2020 is already, in many ways, a year without precedent, with the world seemingly in upheaval from the very start. One could be forgiven for forgetting that the year began with continued weekly school strikes and demonstrations around the world calling for action on climate change, while wildfires engulfed broad swathes of Australia. All of this seems like a distant memory since the outbreak of the coronavirus and the medical emergency that brought global activity to a grinding halt, and the subsequent economic catastrophe and civil unrest which we continue to endure across the globe. These are hardships and challenges unparalleled in the modern era.
However, it is important to remember in these times that we are not adrift, not unmoored, and that humans have faced steep challenges and tragedy before in our history.
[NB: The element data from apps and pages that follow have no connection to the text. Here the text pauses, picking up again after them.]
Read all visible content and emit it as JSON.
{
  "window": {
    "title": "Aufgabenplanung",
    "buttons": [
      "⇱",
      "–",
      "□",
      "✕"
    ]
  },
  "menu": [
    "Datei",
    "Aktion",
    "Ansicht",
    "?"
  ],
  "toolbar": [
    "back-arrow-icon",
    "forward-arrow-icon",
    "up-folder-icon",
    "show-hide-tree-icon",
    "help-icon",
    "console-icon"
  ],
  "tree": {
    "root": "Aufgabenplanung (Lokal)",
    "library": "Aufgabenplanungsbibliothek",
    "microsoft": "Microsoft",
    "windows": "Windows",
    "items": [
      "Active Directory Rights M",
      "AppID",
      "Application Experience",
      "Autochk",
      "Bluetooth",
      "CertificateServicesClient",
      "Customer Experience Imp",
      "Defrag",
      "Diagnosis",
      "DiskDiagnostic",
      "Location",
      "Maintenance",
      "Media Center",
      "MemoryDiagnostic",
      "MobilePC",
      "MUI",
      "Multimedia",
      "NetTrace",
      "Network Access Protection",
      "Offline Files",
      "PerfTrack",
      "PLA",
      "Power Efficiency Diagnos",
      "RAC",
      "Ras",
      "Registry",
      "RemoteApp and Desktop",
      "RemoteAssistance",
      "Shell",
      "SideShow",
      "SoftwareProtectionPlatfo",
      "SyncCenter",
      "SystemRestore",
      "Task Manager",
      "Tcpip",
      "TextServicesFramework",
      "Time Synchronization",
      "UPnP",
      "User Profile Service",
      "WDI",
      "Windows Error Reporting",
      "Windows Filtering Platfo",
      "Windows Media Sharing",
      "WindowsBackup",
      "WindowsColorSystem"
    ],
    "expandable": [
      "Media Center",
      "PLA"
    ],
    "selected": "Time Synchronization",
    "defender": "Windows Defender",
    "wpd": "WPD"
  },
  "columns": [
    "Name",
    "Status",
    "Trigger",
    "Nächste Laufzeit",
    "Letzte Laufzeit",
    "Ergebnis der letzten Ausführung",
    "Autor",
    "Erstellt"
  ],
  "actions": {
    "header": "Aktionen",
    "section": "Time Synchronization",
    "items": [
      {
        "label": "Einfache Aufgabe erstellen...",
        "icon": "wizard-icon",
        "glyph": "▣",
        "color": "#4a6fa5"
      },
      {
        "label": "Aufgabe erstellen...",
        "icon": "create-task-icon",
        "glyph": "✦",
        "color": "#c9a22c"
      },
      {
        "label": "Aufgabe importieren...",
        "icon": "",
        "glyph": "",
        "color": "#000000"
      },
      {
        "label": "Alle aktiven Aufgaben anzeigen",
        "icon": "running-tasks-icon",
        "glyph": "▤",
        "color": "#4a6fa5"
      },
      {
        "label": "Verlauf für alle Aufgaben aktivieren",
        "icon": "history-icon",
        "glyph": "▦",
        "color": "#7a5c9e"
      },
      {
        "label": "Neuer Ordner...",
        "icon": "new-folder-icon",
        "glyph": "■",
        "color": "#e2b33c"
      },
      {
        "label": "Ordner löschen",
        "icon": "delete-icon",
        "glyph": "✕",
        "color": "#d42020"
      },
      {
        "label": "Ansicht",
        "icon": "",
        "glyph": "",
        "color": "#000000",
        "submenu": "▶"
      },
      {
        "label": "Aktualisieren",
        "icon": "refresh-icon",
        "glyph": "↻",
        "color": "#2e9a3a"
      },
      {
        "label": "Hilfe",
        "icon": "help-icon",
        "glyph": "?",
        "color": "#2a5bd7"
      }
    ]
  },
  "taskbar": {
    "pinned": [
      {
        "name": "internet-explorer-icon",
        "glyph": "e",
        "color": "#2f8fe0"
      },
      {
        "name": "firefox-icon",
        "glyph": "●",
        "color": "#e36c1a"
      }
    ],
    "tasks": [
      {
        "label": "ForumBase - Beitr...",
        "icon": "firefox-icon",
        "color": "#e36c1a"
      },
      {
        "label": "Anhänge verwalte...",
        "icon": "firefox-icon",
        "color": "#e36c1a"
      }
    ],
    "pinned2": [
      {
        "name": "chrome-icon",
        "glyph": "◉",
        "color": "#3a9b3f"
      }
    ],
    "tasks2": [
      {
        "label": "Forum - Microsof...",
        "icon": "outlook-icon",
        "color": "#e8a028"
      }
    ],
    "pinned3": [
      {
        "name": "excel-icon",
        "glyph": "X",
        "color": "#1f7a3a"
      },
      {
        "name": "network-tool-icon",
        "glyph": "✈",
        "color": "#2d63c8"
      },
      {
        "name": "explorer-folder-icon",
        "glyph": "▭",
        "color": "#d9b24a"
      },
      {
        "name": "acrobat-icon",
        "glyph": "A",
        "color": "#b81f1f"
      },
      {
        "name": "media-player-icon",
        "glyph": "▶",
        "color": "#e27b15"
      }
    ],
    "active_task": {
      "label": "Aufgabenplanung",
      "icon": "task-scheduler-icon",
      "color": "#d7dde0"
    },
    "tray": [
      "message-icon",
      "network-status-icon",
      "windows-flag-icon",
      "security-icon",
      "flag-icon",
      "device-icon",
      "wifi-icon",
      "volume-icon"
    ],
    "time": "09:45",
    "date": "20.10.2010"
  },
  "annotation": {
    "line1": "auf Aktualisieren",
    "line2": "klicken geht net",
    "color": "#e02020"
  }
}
We must commemorate and recognize such past events, now more than ever, in order to understand and learn from them; to let these lessons ground us amid uncertain times when changing circumstances and evolving capabilities seem to run ahead of human comprehension and control. Indeed, 2020 includes many milestones, but perhaps none more important than this August which marks 75 years since the successive bombings of Hiroshima and Nagasaki, still the only ever use of nuclear weapons.
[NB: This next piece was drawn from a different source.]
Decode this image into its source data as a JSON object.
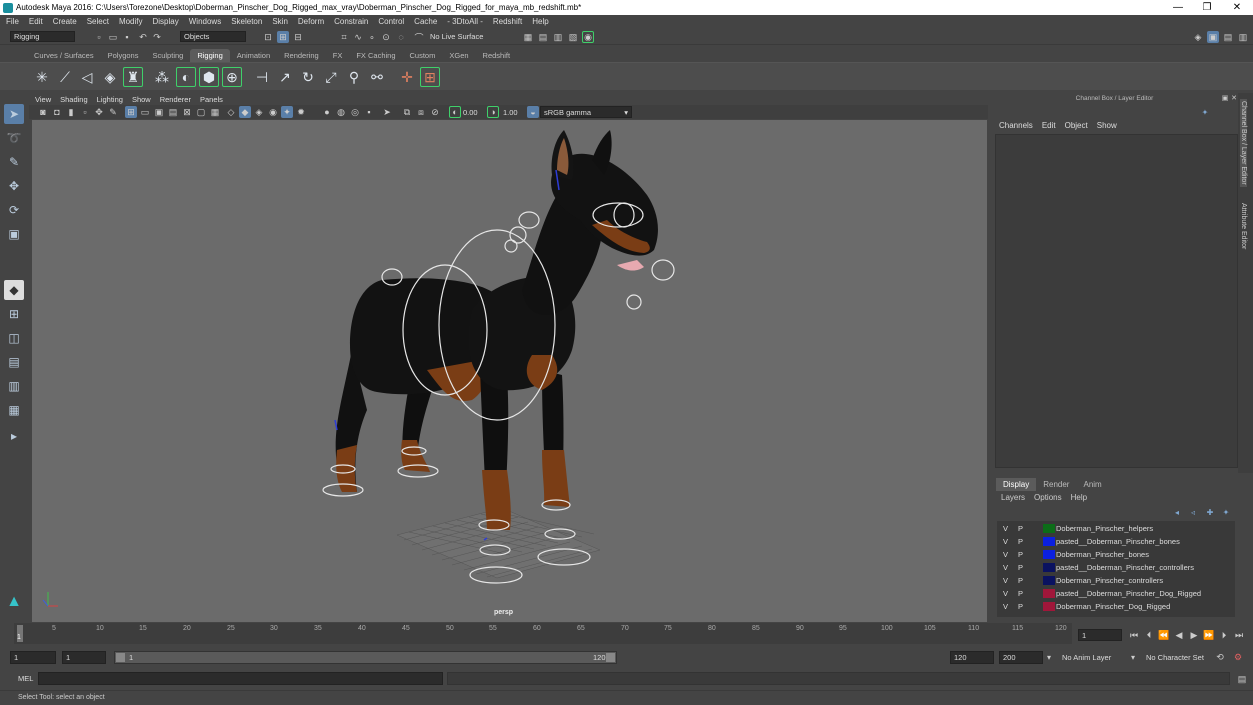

The instantaneous destruction of these attacks remains unparalleled. Two cities, each destroyed in a flash of explosion at the end of the deadliest war in human history, killing tens of thousands instantly, with many more to perish in the coming weeks, months, and years from injuries and exposure to radiation. These events marked the dawn of the nuclear age. Thankfully, the nuclear age has been characterized by initiatives to ensure that these weapons are never used again, with efforts like the Nonproliferation Treaty (NPT) and the International Atomic Energy Agency (IAEA) helping to limit the spread and development of such capabilities. However, nuclear weapons still persist in government arsenals and the Treaty on the Prohibition of Nuclear Weapons still remains 10 ratifications short of the 50 needed to come into effect.
Digital Peace Now stands with other non-profit organizations, like the Nobel Peace Prize winning International Campaign to Abolish Nuclear Weapons, in urging more governments to ratify the prohibition Treaty, especially on this poignant anniversary. At the same time, however, we also recognize that the agreements and institutions which have provided security in the nuclear age are rapidly becoming outdated and insufficient to protect us in the age of cyberwarfare. Nuclear weapons, and nuclear energy facilities in general, are today exposed to a new threat – online attacks conducted by governments, terrorists, and criminals alike. This new reality is underscored by recent events.
In Iran, several unexplained explosions took place this summer at sensitive locations, including the Natanz nuclear facility. This is the same facility that in 2010 sustained severe damage after a computer worm – known as Stuxnet – widely attributed to American and Israeli militaries, attacked its industrial control systems. As a result, speculations around a possible second attack in Iran by foreign intelligence agencies started almost immediately. And unfortunately, recent cyberattacks on nuclear facilities are not an exclusive to Iran. In late 2019, the Kudankulam nuclear power plant in India was hacked using malware designed for data extraction linked to the Lazarus Group, a criminal group known to have ties to North Korea. The potential implications of such an attack succeeding – or worse yet, going awry – are almost unimaginable, save for the heartbreaking damage we know nuclear weapons and nuclear energy have caused in the past. Including 75 years ago this month, in Japan.
This is why it is so important that we carry forward these lessons from the past while we look towards a safe and secure future. We are today struggling to contain and secure weapons that were last used 75 years ago, but that shouldn’t change our urgency. We still owe it to those who lost their lives so senselessly to keep trying. We owe it to them to ensure that while these weapons and facilities persist, they remain off limits to any attack – physical or digital. And we owe it to the generations to come to not give up, but to be ambitious and design new governance frameworks for the dawn of a new era – the cyber age.
The largescale cyberattacks of 2017 – NotPetya and WannaCry – have given us a glimpse into the potential global implications of a destructive online attack. But let us let these traumatic events be the high water marks of cyber conflict, and let the cyber age be similarly characterized by a concerted effort to avoid abusing our new technology to harm one another. The current pandemic has demonstrated how closely connected our economies are and how interruptions in one place can impact whole chains of production throughout the world. It has also pushed our lives and economies further online, highlighting just how much we rely on the integrity of cyberspace.
We should not – indeed, cannot – stand idly by waiting for another singularly catastrophic attack before we wake up to the dangers of cyberwarfare. We need to act now.
Memorial Cenotaph at Hiroshima Peace Memorial Park, Hiroshima, Japan
Header image by Lorie Shaull